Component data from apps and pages
_____

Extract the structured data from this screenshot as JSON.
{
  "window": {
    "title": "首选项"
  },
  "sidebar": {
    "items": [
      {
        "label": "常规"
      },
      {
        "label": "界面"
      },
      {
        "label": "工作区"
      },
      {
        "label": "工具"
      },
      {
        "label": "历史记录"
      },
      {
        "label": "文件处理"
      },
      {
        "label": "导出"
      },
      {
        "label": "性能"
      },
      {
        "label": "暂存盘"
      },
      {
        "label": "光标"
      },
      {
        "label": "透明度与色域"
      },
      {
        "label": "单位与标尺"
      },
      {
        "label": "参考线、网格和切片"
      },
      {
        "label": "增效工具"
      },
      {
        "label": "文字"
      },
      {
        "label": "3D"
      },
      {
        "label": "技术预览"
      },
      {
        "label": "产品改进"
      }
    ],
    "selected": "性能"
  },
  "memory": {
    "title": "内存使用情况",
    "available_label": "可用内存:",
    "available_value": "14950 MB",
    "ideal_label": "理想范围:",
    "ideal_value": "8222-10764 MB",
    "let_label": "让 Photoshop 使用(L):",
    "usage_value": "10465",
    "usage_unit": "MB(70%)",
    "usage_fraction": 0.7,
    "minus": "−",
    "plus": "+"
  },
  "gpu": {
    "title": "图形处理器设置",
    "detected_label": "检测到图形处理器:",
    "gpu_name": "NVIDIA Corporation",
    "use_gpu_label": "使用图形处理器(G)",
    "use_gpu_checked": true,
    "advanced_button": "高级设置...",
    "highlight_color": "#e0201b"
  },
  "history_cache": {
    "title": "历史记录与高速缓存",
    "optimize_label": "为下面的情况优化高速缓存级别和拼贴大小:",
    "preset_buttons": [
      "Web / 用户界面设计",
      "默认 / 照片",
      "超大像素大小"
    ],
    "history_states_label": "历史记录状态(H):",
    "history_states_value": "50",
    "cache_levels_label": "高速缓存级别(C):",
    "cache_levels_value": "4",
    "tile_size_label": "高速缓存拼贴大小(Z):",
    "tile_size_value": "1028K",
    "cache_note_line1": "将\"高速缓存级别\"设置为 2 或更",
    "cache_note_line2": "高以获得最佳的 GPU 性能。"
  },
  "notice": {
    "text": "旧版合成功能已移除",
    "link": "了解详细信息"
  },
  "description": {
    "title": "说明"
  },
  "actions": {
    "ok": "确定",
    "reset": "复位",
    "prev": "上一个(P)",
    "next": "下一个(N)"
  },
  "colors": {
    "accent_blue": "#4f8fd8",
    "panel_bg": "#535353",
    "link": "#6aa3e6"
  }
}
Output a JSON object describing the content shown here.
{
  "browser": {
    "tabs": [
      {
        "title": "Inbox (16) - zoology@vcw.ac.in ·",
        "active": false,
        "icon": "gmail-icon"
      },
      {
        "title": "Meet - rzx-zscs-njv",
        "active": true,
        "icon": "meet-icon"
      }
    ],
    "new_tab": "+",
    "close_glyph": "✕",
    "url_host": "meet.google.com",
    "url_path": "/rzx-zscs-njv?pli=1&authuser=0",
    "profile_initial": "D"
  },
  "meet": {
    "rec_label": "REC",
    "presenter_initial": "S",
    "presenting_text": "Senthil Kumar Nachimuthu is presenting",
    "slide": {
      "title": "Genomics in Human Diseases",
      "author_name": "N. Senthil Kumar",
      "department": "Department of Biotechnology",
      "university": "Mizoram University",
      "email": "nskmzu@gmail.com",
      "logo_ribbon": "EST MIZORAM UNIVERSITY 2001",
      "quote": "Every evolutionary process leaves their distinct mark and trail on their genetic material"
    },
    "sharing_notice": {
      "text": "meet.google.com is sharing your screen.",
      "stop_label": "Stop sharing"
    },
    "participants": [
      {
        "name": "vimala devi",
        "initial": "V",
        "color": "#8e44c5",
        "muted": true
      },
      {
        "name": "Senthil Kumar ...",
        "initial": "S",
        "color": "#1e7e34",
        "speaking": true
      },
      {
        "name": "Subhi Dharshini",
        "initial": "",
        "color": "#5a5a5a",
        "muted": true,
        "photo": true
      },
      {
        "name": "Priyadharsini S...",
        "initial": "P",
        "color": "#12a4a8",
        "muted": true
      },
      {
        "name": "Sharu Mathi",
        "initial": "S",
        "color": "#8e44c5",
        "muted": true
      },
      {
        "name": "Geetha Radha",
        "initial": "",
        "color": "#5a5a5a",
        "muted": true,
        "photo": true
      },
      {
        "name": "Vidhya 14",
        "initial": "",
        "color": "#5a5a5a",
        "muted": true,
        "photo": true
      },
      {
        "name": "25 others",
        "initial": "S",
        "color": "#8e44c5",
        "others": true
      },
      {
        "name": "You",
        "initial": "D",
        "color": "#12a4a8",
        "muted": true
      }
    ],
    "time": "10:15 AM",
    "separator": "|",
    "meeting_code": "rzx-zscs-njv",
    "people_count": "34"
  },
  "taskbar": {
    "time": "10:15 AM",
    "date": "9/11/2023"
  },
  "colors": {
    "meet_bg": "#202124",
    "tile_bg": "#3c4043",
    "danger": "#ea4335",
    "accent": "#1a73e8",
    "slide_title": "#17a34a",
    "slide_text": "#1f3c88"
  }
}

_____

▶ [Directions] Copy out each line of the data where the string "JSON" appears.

▶ [Written solution]
Extract the structured data from this screenshot as JSON.
Output a JSON object describing the content shown here.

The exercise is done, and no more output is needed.